Sanders’ trip to the Soviet Union is easy to mock. There is video of him dancing and also—shirtless—singing “This Land Is Your Land” to his hosts after a stint in a sauna. But this visit was motivated by a concern similar to what had led him to Nicaragua. As Sanders explained a year before making that trek, “By encouraging citizen-to-citizen exchanges—of young people, artists and musicians, business people, public officials, and just plain ordinary citizens, we can break down the barriers and stereotypes which exist between the Soviet Union and the United States.” Upon his return, he pointed out positive elements of Soviet life he had witnessed—after-school programs, low rents—but he also acknowledged the down sides (problems with food availability, antiquated medical technology). 

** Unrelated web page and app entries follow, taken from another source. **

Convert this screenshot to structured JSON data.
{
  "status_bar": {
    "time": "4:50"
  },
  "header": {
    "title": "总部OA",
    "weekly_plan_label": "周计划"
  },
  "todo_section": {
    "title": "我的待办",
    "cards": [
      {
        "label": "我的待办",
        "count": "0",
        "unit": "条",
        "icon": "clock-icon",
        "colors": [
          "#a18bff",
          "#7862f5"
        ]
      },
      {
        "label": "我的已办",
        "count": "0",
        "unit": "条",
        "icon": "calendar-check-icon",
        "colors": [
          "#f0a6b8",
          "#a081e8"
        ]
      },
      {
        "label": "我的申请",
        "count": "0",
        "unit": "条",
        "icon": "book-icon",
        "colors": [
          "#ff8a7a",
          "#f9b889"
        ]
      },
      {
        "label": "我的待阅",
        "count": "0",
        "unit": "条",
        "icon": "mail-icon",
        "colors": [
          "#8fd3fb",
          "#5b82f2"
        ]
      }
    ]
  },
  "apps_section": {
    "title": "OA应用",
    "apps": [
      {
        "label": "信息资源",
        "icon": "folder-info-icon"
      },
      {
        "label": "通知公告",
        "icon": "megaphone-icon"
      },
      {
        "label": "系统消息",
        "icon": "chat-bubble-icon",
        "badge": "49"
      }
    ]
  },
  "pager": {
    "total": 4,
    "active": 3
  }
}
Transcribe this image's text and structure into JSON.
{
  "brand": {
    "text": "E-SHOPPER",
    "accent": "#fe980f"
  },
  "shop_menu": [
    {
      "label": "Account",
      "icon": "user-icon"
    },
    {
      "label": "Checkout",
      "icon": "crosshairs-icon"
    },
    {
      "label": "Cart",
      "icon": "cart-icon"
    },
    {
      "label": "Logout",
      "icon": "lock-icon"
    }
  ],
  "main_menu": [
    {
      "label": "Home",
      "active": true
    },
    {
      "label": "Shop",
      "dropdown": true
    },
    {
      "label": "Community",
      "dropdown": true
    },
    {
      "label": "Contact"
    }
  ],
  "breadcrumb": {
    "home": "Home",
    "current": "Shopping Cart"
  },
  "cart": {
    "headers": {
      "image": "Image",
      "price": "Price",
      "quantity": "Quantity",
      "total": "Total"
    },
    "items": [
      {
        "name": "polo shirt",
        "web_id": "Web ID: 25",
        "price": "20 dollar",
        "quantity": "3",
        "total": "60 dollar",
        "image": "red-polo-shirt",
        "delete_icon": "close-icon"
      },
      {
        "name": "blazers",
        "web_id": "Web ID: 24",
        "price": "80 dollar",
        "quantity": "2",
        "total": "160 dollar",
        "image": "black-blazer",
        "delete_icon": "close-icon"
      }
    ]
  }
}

It is true that during and after these trips Sanders did not assail the governments of these countries or denounce their repressive ways. He did not blast away at the Soviet, Cuban, and Nicaraguan regimes. (At the time, Daniel Ortega, then and now the leader of Nicaragua, was not yet the corrupt autocrat he later became.) Sanders, like many progressives at the time, was looking to make connections in the countries targeted by the Reaganauts and create a citizens’ foreign policy. He was attempting to subvert those Reagan policies that exacerbated conflict, intensified the arms race, contributed to violence and human rights abuses, and financed wars. In the case of Nicaragua, Congress restrained Reagan’s efforts to assist the Contras. But then the White House arguably broke the law by secretly funneling aid to the Contras, which included the funds raised by its covert and also arguably illegal sales of arms to Iran. 
None of this is to say Sanders made the right judgments in every instance. He probably swung too far in the other direction while attempting to counter the ends-justify-the-means Cold Warriors. (An editorial in a Vermont paper called Sanders “a long-time admirer of Fidel Castro and what he has done for the Cuban people.” Sanders did say at the time that he wanted to meet Castro, who clearly was a dictator.) At the time, as progressives justifiably criticized Reagan’s policies regarding Nicaragua, Cuba, and the Soviet Union, there was a tendency within some quarters of the left to be too forgiving of Castro, the Sandinistas, and others and an inclination not to dump on regimes in Latin America and elsewhere that were opposing US interventionism. That’s something that Sanders has to address (even as Trump gets away with making nice with tyrannical brutes around the world, including Vladimir Putin, Kim Jong Un, Recep Tayyip Erdoğan, Rodrigo Duterte, Mohammed bin Salman, and others).
Sanders’ interactions with these nations and his remarks from those days are part of a larger tale. He was a committed foe of the Cold War and its hawks. Opposing Reagan’s secret and not-too-secret wars in Central America and elsewhere was virtuous. Looking to diminish the tensions between the Soviet Union and the United States with people-to-people diplomacy was commendable. In these endeavors, Sanders was on the right side of history. But as with some on the left, Sanders did not focus on the anti-democratic foundations of the Soviet Union and Cuba, in part because the Cold Warriors themselves were already demonizing these societies in war-mongering fashion. Consequently, Sanders is now vulnerable to slashing and simplistic attacks that depict him as a sucker for lefty dictators. The world—then and now—is far more complex than that. But if this assault continues, the challenge for Sanders will be to explain his positions of the past and convey the larger myth-busting story of the Cold War—which is tough to do in short sound bites or on a chaotic debate stage. And doing so may well become a big—and an appropriate—test for this presidential candidate.